Sunday, March 31, 2013

Fearless Females: What happened to…..Part 2

Lisa Alzo at The Accidental Genealogist launched a series of 31 blogging prompts for celebrating and honoring the "fearless females" in our family trees in March, 2010. This year the series is being revisited in honor of National Women’s History Month and the purpose is to focus on the women in our lives and to make sure their stories are told.

Today’s prompt is from March 11, part 2: Did you have any female ancestors who died young or from tragic or unexpected circumstances? Describe and how did this affect the family?

One of my favorite subjects has been my 3rd great grandfather, Emery Waller.  Besides being a favorite, Emery has brought me several new cousins and for someone who comes from a very small family, getting to know these cousins has been a lot of fun (Sarah, we MUST meet in real life soon!).  Emery also brings me a Fearless Female – his first wife, Rebecca Parker.

Based on the age shown on Rebecca’s gravestone, she was born on 10 Oct 1814.  I don’t know much about Rebecca except that she was married to Emery in Hamilton County, Ohio on 31 Jan 1833 by F.N. Skillman, Justice of the Peace.


Emery and Rebecca’s first child, Mary Ann, was born shortly thereafter, sometime in 1833.  By 1838, another daughter, Caroline, would join the family.  The 1840 census shows them in Liberty, Butler County, Ohio.  It appears that another daughter, Sarah, was born in 1842 and then things changed for this family. 
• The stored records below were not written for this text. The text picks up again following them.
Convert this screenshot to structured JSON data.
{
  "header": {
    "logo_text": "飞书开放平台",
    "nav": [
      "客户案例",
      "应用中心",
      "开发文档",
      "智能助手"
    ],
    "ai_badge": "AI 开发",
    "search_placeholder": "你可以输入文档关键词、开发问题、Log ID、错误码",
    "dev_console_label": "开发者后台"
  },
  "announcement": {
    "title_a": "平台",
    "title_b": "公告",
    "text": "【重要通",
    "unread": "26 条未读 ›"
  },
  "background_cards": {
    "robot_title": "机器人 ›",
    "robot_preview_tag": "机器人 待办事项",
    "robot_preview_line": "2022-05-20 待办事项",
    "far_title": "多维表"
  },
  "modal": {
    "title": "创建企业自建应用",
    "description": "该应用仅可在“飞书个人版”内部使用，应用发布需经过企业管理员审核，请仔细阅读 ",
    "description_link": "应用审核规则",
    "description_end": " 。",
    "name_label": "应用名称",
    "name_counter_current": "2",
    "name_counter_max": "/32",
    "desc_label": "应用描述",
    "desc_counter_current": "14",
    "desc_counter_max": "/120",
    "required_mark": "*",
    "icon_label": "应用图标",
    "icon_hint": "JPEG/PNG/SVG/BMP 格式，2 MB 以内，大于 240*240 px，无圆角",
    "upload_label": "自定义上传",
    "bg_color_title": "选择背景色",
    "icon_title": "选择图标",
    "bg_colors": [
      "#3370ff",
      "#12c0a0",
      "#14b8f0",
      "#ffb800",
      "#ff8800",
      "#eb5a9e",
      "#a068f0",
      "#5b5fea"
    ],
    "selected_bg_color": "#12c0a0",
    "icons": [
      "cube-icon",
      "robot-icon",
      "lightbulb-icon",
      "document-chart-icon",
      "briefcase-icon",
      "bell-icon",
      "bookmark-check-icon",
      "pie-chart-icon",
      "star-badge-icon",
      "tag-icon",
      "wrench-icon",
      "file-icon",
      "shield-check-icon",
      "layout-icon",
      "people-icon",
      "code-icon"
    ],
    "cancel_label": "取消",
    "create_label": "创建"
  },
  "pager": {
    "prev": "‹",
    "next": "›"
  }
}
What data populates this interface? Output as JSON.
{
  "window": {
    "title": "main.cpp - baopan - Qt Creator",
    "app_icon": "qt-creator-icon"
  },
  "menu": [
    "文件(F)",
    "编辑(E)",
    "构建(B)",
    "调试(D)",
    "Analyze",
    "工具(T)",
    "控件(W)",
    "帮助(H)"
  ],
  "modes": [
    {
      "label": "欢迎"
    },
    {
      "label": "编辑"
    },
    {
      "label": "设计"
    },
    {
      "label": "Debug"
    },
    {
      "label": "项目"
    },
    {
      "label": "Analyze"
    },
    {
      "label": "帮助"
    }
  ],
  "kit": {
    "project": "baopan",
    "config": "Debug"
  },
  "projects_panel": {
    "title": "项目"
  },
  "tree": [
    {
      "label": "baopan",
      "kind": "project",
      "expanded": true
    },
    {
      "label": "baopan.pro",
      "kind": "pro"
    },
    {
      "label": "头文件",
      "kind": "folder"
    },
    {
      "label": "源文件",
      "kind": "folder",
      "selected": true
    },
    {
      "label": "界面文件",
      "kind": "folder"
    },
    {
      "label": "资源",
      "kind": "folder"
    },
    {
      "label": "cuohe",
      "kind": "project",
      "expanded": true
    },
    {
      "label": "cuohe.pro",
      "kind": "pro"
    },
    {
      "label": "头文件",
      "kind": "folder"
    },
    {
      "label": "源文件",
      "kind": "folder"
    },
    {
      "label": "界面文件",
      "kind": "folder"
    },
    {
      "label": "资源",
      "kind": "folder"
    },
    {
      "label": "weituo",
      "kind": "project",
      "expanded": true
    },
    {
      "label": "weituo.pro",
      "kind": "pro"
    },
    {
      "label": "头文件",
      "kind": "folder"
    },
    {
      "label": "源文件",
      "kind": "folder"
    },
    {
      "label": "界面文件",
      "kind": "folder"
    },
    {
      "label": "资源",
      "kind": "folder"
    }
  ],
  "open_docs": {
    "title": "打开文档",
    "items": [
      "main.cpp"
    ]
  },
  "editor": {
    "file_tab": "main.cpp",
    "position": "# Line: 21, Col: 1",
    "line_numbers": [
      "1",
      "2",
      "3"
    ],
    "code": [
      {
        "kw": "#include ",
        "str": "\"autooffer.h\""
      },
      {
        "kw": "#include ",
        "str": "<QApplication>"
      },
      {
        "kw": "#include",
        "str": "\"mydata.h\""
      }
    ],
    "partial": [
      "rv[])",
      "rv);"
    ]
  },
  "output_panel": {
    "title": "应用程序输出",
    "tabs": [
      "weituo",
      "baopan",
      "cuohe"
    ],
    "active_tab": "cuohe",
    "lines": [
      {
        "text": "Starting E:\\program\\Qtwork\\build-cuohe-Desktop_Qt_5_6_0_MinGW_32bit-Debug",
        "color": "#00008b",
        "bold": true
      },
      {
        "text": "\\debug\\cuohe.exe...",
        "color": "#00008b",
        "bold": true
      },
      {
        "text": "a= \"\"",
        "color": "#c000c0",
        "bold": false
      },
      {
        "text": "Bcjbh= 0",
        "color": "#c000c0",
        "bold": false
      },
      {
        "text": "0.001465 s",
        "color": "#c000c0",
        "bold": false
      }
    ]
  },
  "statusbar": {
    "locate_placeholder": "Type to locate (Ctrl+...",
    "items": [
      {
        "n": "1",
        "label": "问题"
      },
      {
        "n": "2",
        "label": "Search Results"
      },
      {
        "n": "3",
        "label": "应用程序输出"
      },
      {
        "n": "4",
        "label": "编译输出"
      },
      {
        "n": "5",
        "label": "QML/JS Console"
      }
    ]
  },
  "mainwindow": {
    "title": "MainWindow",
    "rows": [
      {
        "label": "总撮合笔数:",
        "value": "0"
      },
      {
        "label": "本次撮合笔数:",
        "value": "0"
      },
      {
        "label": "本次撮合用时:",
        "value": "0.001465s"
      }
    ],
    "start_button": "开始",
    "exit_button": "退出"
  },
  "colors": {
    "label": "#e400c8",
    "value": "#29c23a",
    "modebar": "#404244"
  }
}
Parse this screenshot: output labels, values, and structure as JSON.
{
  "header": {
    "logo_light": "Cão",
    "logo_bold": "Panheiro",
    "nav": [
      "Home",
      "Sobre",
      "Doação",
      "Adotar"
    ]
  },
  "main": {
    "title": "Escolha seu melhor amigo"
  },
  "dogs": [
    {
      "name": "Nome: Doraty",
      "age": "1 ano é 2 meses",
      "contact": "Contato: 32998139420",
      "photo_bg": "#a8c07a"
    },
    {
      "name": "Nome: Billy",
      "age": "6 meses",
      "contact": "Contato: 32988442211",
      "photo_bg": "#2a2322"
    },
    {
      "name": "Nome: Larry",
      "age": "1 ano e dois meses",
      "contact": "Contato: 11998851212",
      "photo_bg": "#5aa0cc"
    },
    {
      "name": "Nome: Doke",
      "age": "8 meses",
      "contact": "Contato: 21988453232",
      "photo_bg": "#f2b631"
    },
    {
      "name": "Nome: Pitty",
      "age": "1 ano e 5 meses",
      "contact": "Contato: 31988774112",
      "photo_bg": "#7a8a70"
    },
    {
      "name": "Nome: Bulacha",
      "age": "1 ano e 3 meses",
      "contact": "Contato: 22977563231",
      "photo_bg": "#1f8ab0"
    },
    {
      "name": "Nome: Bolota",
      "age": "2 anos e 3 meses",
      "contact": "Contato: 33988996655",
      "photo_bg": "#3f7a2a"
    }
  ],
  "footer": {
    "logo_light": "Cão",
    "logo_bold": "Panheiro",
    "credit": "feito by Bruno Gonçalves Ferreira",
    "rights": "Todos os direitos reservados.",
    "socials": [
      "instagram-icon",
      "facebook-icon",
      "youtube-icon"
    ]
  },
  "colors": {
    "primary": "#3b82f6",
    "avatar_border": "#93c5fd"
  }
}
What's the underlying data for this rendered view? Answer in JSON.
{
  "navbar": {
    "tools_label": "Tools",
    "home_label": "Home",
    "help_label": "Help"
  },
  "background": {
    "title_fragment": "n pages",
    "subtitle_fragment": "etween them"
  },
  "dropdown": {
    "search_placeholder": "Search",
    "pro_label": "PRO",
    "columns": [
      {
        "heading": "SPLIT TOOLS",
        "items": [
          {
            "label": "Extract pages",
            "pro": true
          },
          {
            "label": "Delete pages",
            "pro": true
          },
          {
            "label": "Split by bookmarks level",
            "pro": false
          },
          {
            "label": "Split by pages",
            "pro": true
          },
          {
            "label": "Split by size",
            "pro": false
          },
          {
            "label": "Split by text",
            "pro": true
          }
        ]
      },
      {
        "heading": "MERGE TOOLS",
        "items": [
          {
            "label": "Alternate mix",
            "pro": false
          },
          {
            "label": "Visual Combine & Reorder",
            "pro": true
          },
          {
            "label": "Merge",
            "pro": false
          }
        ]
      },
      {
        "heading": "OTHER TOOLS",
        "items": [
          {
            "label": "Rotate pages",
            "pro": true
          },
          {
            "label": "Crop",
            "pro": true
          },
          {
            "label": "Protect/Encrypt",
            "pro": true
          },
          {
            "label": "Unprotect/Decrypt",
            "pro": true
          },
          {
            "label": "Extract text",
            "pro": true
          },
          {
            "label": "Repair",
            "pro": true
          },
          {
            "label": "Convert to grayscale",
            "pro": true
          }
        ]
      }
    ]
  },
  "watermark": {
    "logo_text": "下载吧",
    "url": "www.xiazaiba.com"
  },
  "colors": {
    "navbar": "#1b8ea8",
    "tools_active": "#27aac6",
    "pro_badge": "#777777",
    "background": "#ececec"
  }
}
On 7 Feb 1845, Rebecca gave birth to her fourth daughter, my second great grandmother, and what should have been a happy occasion was anything but.  Six days later, on 13 Feb 1845, Rebecca Parker Waller was dead.  At 30 years, 4 months, and 5 days she was gone, leaving Emery alone with four daughters.  The fourth daughter was named Rebecca Moriah, most likely in memory of her mother.  Rebecca Parker Waller is buried in Plum Run Cemetery, Warren County, Ohio.

Rebecca Parker Waller
Memory of Rebecca
Consort of E L Waller.
She departed this Life
February 13, 1845; Aged 30 Years, 4 months, and 5 days
Look at this as you pas by, as you are now so once was I, as I am now so you must be. For death and follow me.
Life for Emery and the girls was about to change dramatically.  How would he care for these young children?  What would he do?  Why, he would remarry and his new wife would care for them.  And that’s just what he did.  On either 22 Jul or 23 Jul 1845, Emery and Clarinda Meeker were married.  I’ve found reference to several different names for Clarinda so it could be that Meeker was Clarinda’s married name.




By 1850 the family had moved to Clinton, Illinois, and the two oldest girls, Mary Ann and Caroline, were living with Emery’s parents, Salmon and Amelia Waller, just two doors from Emery and Clarinda.  Emery and Clarinda had added two more daughters, Elizabeth (b. 1846) and Nancy Hannah (b. 1848) to the family.

The 1860 census finds the family in Santa Ana, Illinois and while more children had joined the family, some had left.  Living in the household were Rebecca, Elizabeth, Nancy Hannah, George (b. 1855), and Minnie (b. 1857).  Mary Ann and Caroline were now married and living nearby.  But Sarah was gone, and daughter Alice, who was born in 1851, was also gone.  And somewhere along the line, “Sons Waller”, the sons of Rev. E.L. Waller and C. Waller, were born and died as they are buried in McGraw Cemetery in Clinton, Illinois.  Emery and Clarinda had been married for 40 years when Clarinda died in 1885 and, once again, Emery buried his wife.

The family was forever changed on 13 Feb 1845 when Rebecca Parker Waller, wife of Emery Waller, the mother of four young daughters, and my 3rd great grandmother, died.  


  1. I'm assuming Rebecca died of "childbed disease." Is that right? I read online that it was usually caused by the doctor himself from unsanitary practices.

    1. I assume so, Wendy, although I'll never know for sure.

  2. What a lovely headstone. And very comprehensive with the age in months and days too. I don't think I have seen this before.